If Congress makes balance billing illegal for air ambulance companies, would disputes between insurers and private equity-backed transporters finally end? Or would lawmakers be handing all the leverage to insurers?
The answer appears to depend on the air ambulance business model, the insurance company in question, and state regulators—some of whom have faced lawsuits from air ambulance companies over attempts to curb balance bills.
“It changes the business model for the bad actors,” North Dakota Insurance Commissioner Jon Godfread said of the Senate provision, which would extend the proposed ban on balance billing to air ambulances. Godfread is currently embroiled in a lawsuit with Guardian Flight, which is owned by the global private equity firm KKR Financial Holdings.
“There are certain air ambulance companies with no interest in being in-network because they feel emboldened by some of the recent court decisions to balance bill,” Godfread continued, adding: “It’s not the government’s job to keep bad actors in business.”
The air ambulance industry argues that the Senate proposal—which took them by surprise last week—doesn’t address insurers’ role in the balance billing question. “In my opinion there are bad actors that won’t have a reasonable discussion at the table,” said Seth Myers, CEO of Air Evac Lifeteam, of insurance companies. He said he’s observed “individual and unilateral and arbitrary decreases in what some payers would pay.”

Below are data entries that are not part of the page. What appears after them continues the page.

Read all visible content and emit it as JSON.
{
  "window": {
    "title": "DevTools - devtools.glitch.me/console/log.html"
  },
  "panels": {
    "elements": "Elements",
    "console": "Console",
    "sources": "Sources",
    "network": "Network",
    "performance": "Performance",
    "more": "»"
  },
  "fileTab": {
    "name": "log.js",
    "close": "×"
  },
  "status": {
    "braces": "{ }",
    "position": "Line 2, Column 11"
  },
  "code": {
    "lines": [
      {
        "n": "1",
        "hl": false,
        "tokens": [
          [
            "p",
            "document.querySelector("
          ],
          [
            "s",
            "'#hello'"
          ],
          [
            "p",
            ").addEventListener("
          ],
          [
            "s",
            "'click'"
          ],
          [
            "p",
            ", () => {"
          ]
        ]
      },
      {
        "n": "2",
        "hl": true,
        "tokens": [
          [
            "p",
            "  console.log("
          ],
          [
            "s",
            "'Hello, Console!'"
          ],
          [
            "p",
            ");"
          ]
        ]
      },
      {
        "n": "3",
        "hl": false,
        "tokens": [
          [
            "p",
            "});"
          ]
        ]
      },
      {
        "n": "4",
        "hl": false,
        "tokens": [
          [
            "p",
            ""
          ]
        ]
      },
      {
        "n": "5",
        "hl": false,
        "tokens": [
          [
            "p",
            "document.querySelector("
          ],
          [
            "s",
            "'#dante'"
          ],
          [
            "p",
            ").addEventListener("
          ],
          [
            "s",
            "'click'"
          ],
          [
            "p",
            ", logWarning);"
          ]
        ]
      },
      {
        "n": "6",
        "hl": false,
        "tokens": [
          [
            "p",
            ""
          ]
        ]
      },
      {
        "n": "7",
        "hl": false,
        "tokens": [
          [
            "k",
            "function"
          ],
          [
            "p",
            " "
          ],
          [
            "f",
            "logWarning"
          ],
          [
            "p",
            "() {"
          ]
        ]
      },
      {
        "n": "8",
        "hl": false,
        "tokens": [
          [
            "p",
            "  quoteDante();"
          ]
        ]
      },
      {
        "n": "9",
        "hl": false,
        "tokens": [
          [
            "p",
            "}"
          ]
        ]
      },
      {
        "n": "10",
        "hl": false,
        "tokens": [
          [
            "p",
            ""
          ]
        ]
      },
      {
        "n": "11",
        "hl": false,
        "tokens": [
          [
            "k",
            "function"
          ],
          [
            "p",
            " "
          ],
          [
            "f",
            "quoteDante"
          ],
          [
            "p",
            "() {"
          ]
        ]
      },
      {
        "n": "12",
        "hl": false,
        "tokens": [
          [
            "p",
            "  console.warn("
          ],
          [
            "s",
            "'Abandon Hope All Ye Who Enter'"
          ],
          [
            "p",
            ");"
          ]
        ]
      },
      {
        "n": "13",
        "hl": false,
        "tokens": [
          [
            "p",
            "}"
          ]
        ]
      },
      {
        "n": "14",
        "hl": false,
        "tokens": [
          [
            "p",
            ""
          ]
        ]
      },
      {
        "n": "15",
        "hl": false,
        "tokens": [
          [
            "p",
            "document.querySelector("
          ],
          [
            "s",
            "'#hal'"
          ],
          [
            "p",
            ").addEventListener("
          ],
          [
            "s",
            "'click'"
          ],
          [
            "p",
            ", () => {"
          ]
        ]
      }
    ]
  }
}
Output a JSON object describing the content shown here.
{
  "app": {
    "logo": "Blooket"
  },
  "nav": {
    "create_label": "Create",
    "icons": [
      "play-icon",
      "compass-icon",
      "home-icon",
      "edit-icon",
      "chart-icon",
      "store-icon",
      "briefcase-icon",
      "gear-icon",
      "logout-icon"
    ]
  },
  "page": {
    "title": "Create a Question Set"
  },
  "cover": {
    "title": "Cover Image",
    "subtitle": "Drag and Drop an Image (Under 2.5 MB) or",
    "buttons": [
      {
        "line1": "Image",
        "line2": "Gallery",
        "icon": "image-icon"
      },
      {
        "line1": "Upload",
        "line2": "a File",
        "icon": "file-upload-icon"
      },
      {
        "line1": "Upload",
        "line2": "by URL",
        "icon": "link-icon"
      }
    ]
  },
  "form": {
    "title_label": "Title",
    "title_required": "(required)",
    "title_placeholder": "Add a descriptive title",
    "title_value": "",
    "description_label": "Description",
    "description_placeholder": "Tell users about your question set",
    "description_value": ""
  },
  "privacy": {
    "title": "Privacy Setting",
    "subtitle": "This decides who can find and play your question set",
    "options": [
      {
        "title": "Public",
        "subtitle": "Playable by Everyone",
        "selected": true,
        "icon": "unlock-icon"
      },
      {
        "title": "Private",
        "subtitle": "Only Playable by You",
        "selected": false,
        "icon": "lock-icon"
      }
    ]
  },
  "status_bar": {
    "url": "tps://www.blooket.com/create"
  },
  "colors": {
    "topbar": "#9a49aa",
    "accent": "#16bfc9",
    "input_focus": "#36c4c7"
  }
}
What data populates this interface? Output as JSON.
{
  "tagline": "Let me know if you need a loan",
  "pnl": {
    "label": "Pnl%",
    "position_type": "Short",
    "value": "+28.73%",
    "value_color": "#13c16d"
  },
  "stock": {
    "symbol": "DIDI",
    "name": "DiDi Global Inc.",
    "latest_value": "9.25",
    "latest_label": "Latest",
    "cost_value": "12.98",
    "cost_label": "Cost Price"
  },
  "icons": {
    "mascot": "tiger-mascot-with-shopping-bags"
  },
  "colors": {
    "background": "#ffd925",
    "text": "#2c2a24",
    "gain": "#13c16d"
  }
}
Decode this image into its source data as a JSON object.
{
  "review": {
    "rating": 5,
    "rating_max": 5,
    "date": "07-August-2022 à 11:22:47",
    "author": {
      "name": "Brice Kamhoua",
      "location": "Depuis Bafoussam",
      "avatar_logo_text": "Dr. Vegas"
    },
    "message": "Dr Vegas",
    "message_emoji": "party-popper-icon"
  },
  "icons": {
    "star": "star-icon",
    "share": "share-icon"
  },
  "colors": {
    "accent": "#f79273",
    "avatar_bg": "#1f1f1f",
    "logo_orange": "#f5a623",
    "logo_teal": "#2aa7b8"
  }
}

For Godfread and other state insurance commissioners, the fact that the provision would remove the balance bill threat is a major win only Congress can secure. It’s up to commissioners to enforce insurance regulations like network adequacy requirements.
In an interview, Myers touched on one of the most acrimonious points for insurers and consumer advocates: the threat of the balance bill. He said much of the public fear over balance bills he sees comes from explanation of benefit notices that actually aren’t bills at all. He posed the hypothetical example where a patient sees that his insurance has paid $10,000 of a $40,000 charge and thinks he is on the hook for the remainder.
When that happens, he said his company works with the patient to negotiate a higher rate from the insurer. When that’s exhausted, the company then collects whatever the patient is able to pay.
This practice is condemned by patient advocates and insurers alike as a fear tactic that holds patients hostage for the insurance negotiation.
On the insurance side of the equation, not all carriers have gone unscathed either in the controversy of air ambulance bills, such as Anthem in Missouri, which faced scrutiny over its refusal to contract with transporters. Myers has since secured a network agreement.
And an email exchange from late April between officials of Blue Cross and Blue Shield of Illinois and Air Methods Corp.—a company facing its own share of litigation from unhappy patients over its billing practices—shows a stalemate.
Air Methods asked to enter the Blues Illinois network since the company had transported 386 of its members in 2018.
The insurer’s sole in-network air transporter is Alacura, which doesn’t run emergency flights. “Emergent transportation would be negotiated (if eligible) after the fact,” the Blues official wrote to Air Methods.
The emails did not reveal the Air Methods’ rate proposal, although the initial email from a Blues official said he understood that Air Methods was only willing to negotiate a 5% discount off charges. The Blues official ultimately said that the company’s coding system—operated by its parent company Health Care Service Corp.—couldn’t support “any type of standing air ambulance agreement.”
While air ambulances are lobbying hard against the Senate proposal, the potential impact isn’t yet clear. Mississippi could be an example of how it will play out. In that state, where the Blues are also dominant, Mississippians were seeing balance bills of $50,000 and higher for emergency transports. After prodding from Insurance Commissioner Mike Chaney, the Blues raised their rates for out-of-network air transports, he said. He also used an old law to stop balance billing. Since then the problem has largely gone away, he added.